Reddit is filled with weight loss success stories, but one in particular is grabbing a lot of attention lately. In it, Wayne Hacker, aka RandomExcess, poses in a pair of oversized pants with a woman — and each one is standing in a pant leg. But it’s the caption that’s really blowing people away.
“Lost nearly 300 lbs in two years,” Hacker, 53, wrote in his post. “Yesterday, I met up with the nutritionist who got me on the track to reclaiming my health. Her look says it all.”
Hacker tells Yahoo Lifestyle that he used to weigh about 525 pounds and suffered from Type 2 diabetes, sleep apnea, and hypertension. At the time, he was drinking between two and four liters of Diet Coke and iced tea every day.
He struggled with anxiety, depression, and panic attacks, and he stayed in his apartment for a year and a half before he finally decided he needed help. “I didn’t get to that weight being of sound mind,” he says. “Finally, I couldn’t take it anymore. I left my apartment, went to a police station, and said that I needed help.”
Hacker started undergoing intensive mental health therapy treatments 15 times a week and eventually stepped down on the level of care he was receiving. “Finally, I felt ready to deal with the physical issues that were going on,” he says. At that time, Hacker says he was constantly out of breath — even having a conversation with someone left him feeling winded — and he struggled with bad ankles, knees, and hips.

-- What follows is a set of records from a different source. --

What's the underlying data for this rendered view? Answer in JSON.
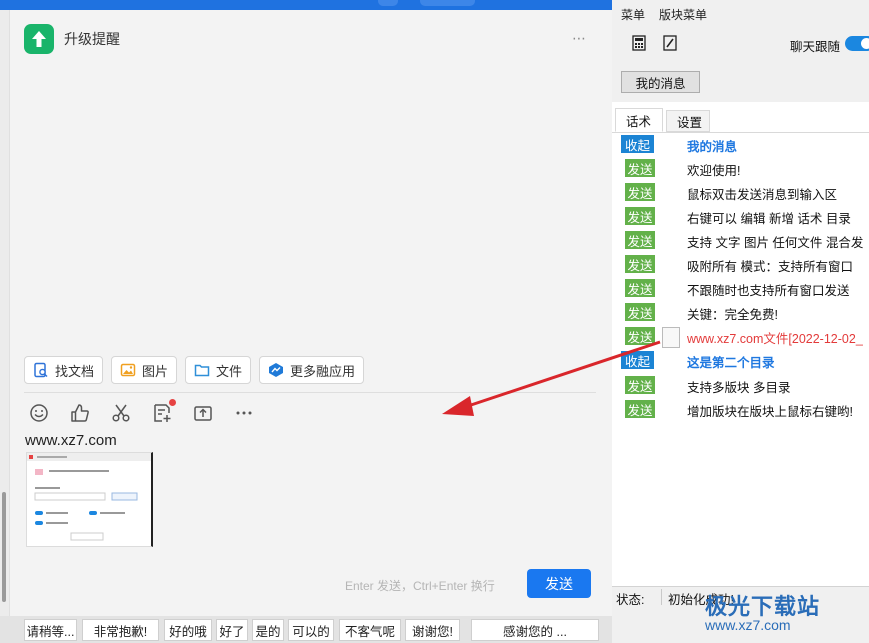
{
  "colors": {
    "accent": "#1a78f0",
    "send_badge": "#63b14a",
    "fold_badge": "#1c84d4",
    "link_red": "#e33a3a",
    "arrow_red": "#d9262b",
    "upgrade_green": "#19b46a"
  },
  "chat": {
    "upgrade_label": "升级提醒",
    "more_icon": "⋯",
    "app_buttons": [
      {
        "label": "找文档",
        "icon": "doc-search-icon"
      },
      {
        "label": "图片",
        "icon": "image-icon"
      },
      {
        "label": "文件",
        "icon": "folder-icon"
      },
      {
        "label": "更多融应用",
        "icon": "apps-icon"
      }
    ],
    "tool_icons": [
      "emoji-icon",
      "thumbs-up-icon",
      "scissors-icon",
      "note-add-icon",
      "share-upload-icon",
      "more-icon"
    ],
    "input_text": "www.xz7.com",
    "hint": "Enter 发送，Ctrl+Enter 换行",
    "send_label": "发送"
  },
  "phrases": [
    "请稍等...",
    "非常抱歉!",
    "好的哦",
    "好了",
    "是的",
    "可以的",
    "不客气呢",
    "谢谢您!",
    "感谢您的 ..."
  ],
  "panel": {
    "menus": [
      "菜单",
      "版块菜单"
    ],
    "icons": [
      "calculator-icon",
      "edit-icon"
    ],
    "follow_label": "聊天跟随",
    "follow_on": true,
    "my_messages_button": "我的消息",
    "tabs": [
      "话术",
      "设置"
    ],
    "rows": [
      {
        "type": "fold",
        "badge": "收起",
        "text": "我的消息"
      },
      {
        "type": "send",
        "badge": "发送",
        "text": "欢迎使用!"
      },
      {
        "type": "send",
        "badge": "发送",
        "text": "鼠标双击发送消息到输入区"
      },
      {
        "type": "send",
        "badge": "发送",
        "text": "右键可以 编辑 新增 话术 目录"
      },
      {
        "type": "send",
        "badge": "发送",
        "text": "支持 文字 图片 任何文件 混合发"
      },
      {
        "type": "send",
        "badge": "发送",
        "text": "吸附所有 模式：支持所有窗口"
      },
      {
        "type": "send",
        "badge": "发送",
        "text": "不跟随时也支持所有窗口发送"
      },
      {
        "type": "send",
        "badge": "发送",
        "text": "关键：完全免费!"
      },
      {
        "type": "file",
        "badge": "发送",
        "text": "www.xz7.com文件[2022-12-02_"
      },
      {
        "type": "fold",
        "badge": "收起",
        "text": "这是第二个目录"
      },
      {
        "type": "send",
        "badge": "发送",
        "text": "支持多版块 多目录"
      },
      {
        "type": "send",
        "badge": "发送",
        "text": "增加版块在版块上鼠标右键哟!"
      }
    ],
    "status_label": "状态:",
    "status_value": "初始化成功!"
  },
  "watermark": {
    "title": "极光下载站",
    "url": "www.xz7.com"
  }
}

He met with his dietitian, Molly, who gave him guidance on important changes he needed to make. Hacker cut out all liquids but water and also stopped eating sugar and processed carbs like pizza, donuts, fries, and sandwiches. He also stopped ordering takeout and taught himself portion control.

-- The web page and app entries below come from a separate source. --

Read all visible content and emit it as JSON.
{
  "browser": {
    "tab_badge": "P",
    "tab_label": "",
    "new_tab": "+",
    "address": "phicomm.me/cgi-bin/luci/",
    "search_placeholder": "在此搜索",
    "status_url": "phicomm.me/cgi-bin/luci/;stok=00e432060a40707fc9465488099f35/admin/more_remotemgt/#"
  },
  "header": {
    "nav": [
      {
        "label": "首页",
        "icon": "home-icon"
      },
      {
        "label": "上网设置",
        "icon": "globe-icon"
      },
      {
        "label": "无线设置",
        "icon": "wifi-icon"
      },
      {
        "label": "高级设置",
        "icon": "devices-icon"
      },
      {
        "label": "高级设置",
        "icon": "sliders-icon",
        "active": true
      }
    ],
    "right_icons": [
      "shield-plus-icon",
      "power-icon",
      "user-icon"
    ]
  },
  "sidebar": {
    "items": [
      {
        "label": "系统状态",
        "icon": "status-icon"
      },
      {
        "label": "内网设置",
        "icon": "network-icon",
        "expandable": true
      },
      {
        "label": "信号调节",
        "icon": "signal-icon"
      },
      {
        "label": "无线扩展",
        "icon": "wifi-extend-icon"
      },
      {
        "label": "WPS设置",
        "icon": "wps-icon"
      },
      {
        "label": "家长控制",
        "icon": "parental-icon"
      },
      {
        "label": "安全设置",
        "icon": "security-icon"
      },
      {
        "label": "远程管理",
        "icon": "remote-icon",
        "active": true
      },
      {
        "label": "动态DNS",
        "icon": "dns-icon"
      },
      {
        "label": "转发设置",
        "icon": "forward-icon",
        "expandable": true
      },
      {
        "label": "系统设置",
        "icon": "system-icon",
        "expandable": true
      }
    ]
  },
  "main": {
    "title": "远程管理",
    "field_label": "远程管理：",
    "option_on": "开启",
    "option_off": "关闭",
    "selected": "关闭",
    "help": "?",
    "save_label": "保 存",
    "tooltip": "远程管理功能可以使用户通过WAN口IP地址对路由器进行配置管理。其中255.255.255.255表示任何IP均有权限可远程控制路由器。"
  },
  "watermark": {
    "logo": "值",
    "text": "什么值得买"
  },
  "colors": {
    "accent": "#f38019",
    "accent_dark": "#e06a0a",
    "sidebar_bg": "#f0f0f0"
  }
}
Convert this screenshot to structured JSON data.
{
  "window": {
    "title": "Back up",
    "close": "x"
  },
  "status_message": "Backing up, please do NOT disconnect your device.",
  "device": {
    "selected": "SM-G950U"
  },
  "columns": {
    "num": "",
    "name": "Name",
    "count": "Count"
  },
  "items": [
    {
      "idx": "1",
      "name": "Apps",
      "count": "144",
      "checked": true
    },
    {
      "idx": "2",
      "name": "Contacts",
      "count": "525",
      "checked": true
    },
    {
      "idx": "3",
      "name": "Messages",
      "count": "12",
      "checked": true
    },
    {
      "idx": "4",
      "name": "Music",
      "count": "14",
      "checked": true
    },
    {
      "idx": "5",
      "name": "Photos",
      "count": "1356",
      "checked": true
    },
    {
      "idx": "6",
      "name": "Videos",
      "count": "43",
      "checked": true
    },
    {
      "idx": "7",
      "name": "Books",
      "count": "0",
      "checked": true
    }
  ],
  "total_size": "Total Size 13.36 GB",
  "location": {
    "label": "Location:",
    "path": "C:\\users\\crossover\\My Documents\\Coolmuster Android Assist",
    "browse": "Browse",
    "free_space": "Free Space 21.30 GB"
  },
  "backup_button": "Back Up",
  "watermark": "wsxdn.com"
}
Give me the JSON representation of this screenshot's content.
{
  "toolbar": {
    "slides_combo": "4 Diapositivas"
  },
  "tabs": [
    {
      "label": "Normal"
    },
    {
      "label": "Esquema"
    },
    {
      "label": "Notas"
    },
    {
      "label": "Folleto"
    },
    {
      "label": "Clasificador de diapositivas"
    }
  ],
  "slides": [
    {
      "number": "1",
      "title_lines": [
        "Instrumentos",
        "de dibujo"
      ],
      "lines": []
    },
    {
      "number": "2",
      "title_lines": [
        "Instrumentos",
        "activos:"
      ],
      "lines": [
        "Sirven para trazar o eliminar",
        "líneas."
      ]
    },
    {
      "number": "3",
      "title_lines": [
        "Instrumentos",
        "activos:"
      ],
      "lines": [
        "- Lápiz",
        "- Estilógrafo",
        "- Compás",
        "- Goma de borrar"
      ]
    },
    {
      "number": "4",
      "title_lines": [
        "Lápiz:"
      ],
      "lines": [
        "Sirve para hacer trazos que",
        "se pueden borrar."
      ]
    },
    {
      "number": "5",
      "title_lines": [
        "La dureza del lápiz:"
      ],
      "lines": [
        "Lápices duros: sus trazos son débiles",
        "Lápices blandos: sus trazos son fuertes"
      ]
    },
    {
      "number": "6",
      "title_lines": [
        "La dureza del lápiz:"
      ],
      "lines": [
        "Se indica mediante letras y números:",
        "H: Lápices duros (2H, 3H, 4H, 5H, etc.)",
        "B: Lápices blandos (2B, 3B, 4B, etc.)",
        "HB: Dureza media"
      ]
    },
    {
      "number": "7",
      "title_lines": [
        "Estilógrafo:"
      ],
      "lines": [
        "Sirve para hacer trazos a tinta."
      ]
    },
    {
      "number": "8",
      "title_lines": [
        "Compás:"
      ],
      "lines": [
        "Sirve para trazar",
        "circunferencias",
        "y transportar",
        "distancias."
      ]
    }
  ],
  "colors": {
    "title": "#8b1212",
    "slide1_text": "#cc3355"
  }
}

Now, he eats scrambled eggs and sausage or yogurt for breakfast, salad with some kind of protein for lunch, and vegetables with chicken, pork chops, or a hamburger with no bun for dinner.
Hacker says he was able to incorporate the changes Molly recommended from the beginning thanks to being in a good mental health space. “I was finally open to change,” he says.

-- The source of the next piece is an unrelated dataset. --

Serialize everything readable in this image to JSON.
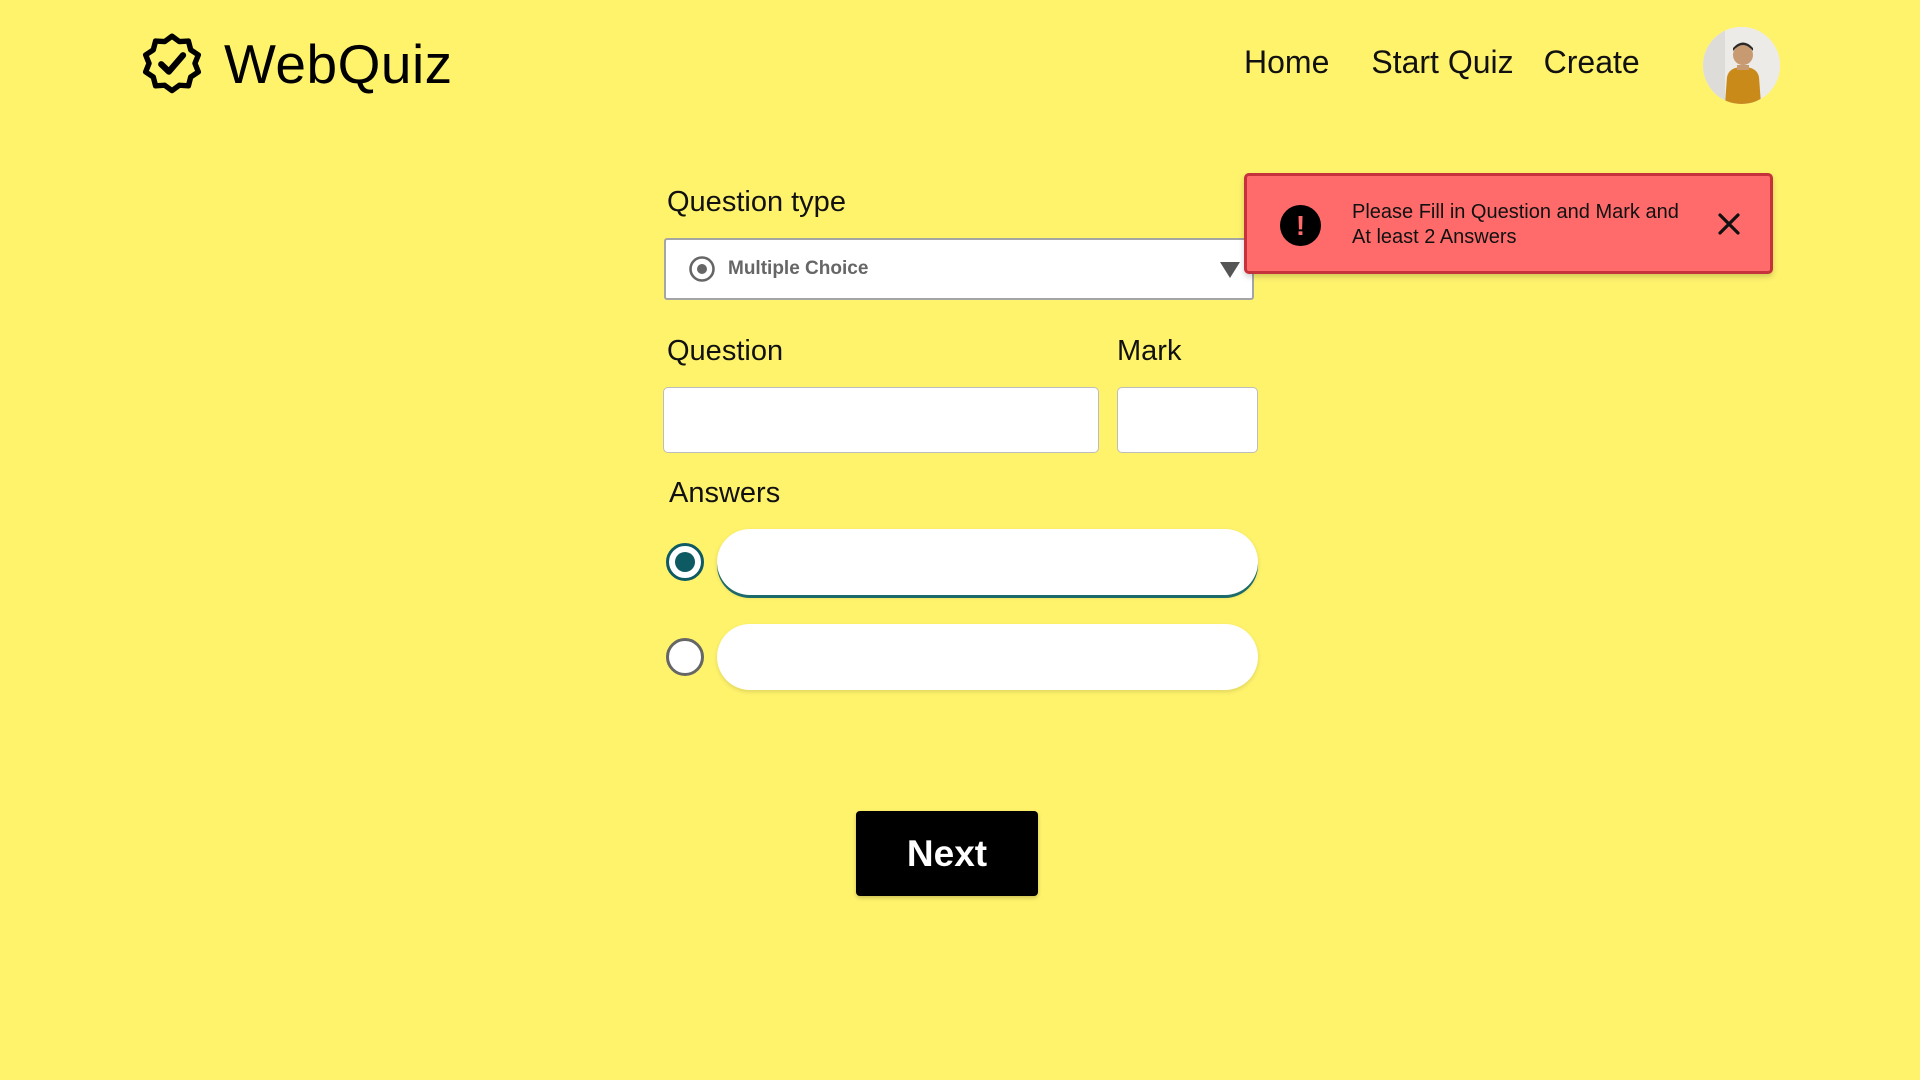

Now, he says, he’s still not totally used to his new body. “My brain hasn’t caught up with it yet,” he says. “When you’ve been 500 pounds for decades, you have a certain perception of yourself and what kind of spaces you can squeeze into.” Hacker says it “blows my mind” to be able to fit into places like a restaurant booth.
He’s also started incorporating exercise into his daily routine, and regularly walks five to 10 miles a day. “I’m still not 100 percent healthy, but I’m on the trajectory,” he says.
Read more from Yahoo Lifestyle: